On the other hand, there’s a way all of this works. For one thing, the hemmed-in setting is representative of the characters’ lives, restricted by a country that says they’re free but holds out only one palm’s worth of freedom and keeps the rest behind its back. We see that menacing tease over and over again. The band members can’t go into a drugstore to buy a Coke, because the white men inside glower and block their way. A car accident involving Ma’s automobile risks erupting into a brawl, or worse, until her white manager Irvin intervenes. Ma can throw her weight around and get Irvin to beg her not to walk out the door, but his begging is driven by money, and money is fleeting. Levee has been asked by Sturdyvant to write songs, but that’s no guarantee Levee will get what he’s looking for.
The inherently disposable quality of their existence, their replaceability, is something all of the Black characters in the film are sharply aware of. They respond and cope in different ways. Ma takes whatever she can get and yields as little as possible. Levee screams at the heavens, cursing any God that would let Black men live the way they’re living in silence. And it leads to a kind of self-hatred that ends in self-immolation.

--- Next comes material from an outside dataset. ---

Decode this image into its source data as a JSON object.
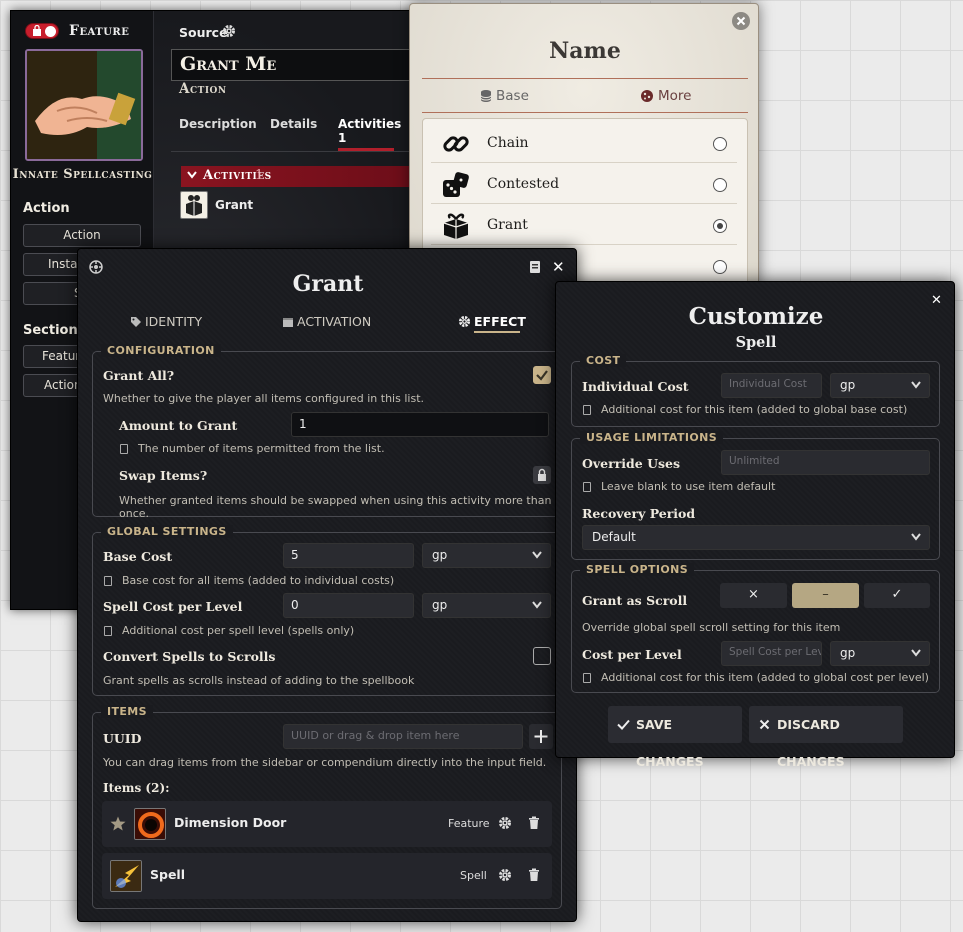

The best plays are often more situation than plot. They capture, unravel, and singe the edges of the power struggles between people who are standing on shifting sand, letting the upper hand change from moment to moment. In retaining the feel of a play, Ma Rainey’s Black Bottom hangs onto that inherently theatrical quality.
And it emphasizes the matter of power, which lies at the root of this film and its characters’ world. The end of the movie piles up the evidence that even the power we think we’ve seen Levee and Ma exercise is easy for men like Irvin and Sturdyvant to sweep away, like leftovers on the table after they’ve had their fill. And I gasped at the final scene, which adds one small moment — as the film did at the beginning — to show us what’s been going on all along. Respect was never what the white man had in mind.
Ma Rainey’s Black Bottom premieres on Netflix on December 18.